Yet the United States remains one of 11 countries, and the only wealthy country, without federally paid sick leave. During the pandemic, most wealthy countries in the Organization for Economic Co-operation and Development have temporarily extended their sick leave to cover people in quarantine and the self-employed, and to exempt employers from paying for sick leave themselves.
In March 2020, the start of the pandemic, it was the first time the United States offered full paid leave. The program expired in December of the same year. It gave two weeks to workers who were sick or needed to look after someone who was, and 12 weeks to look after children whose schools were closed. Employers were fully reimbursed in the form of a payroll tax credit.
The furlough excluded more than half of workers in the private sector, including those in companies with more than 500 workers and many small businesses. Even so, there was evidence it slowed the spread of Covid. A study posted in Health Affairs compared new Covid cases in states that already had paid sick leave with those that had gained it thanks to the new law. After adjusting for factors such as testing and lockdowns, they estimated the new furlough prevented 15,000 cases a day at national scale. Another study, by Kaiser Family Foundationfound that paid sick leave increased vaccination rates.
“High-quality data clearly show that infection declines when workers have access to sick leave,” said Nicolas Ziebarth, an economist at Cornell who was one of the researchers in the first study. “It prevents contagious workers from coming to work.”
Democrats have long called for permanent paid leave for a variety of reasons, including illness, a new baby and family care. Initially, President Biden’s big social spending bill called for 12 weeks of furlough. But that plan didn’t get enough support in Congress, including from Republicans.
For now, Democrats have scaled back their ambitions to focus on a temporary program providing emergency Covid leave. They hope this smaller version is more likely to get Republican votes. The first round of Covid paid leave, in 2020, was passed under President Trump with bipartisan support.

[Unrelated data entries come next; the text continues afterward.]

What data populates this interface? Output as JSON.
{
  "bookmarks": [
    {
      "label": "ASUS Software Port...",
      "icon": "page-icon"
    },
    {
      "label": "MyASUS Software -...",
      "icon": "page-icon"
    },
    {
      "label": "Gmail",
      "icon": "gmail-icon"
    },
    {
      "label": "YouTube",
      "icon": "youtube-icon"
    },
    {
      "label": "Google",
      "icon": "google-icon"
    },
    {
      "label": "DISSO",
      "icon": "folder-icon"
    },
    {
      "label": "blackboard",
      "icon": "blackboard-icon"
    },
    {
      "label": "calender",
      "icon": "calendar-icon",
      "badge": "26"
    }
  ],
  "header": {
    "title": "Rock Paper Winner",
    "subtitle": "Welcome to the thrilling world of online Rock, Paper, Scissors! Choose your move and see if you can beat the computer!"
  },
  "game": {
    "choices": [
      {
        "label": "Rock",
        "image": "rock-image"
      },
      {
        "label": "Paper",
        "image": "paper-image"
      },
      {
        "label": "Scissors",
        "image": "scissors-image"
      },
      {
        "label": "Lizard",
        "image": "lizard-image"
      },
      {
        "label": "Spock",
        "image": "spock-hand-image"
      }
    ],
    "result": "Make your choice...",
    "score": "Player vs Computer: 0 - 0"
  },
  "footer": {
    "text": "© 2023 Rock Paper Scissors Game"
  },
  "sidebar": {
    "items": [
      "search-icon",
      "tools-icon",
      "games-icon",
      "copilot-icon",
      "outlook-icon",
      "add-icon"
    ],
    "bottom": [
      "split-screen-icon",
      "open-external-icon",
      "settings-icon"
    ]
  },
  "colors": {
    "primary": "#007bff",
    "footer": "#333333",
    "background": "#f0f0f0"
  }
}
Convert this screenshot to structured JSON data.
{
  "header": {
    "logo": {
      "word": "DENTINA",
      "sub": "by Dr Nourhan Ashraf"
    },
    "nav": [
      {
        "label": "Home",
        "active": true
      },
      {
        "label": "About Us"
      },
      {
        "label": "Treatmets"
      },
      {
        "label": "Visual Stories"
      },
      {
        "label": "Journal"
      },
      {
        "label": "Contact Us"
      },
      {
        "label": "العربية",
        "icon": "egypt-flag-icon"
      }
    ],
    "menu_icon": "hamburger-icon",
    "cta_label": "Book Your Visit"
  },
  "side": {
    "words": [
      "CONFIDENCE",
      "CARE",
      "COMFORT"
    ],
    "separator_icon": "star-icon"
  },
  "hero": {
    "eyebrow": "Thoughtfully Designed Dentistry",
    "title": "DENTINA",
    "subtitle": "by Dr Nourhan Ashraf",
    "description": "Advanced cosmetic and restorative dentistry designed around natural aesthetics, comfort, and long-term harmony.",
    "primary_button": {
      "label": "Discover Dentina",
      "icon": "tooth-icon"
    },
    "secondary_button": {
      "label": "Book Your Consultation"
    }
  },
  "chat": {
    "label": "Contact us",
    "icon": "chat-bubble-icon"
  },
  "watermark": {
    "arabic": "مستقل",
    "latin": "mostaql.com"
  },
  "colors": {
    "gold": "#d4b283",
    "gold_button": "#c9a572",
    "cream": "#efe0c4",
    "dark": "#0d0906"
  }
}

The US Chamber of Commerce does not support adopting paid leave amid a crisis, said Marc Freedman, vice president for employment policy, and opposes the use of a measure funding to achieve this, rather than debate in Congress as a stand-alone policy. .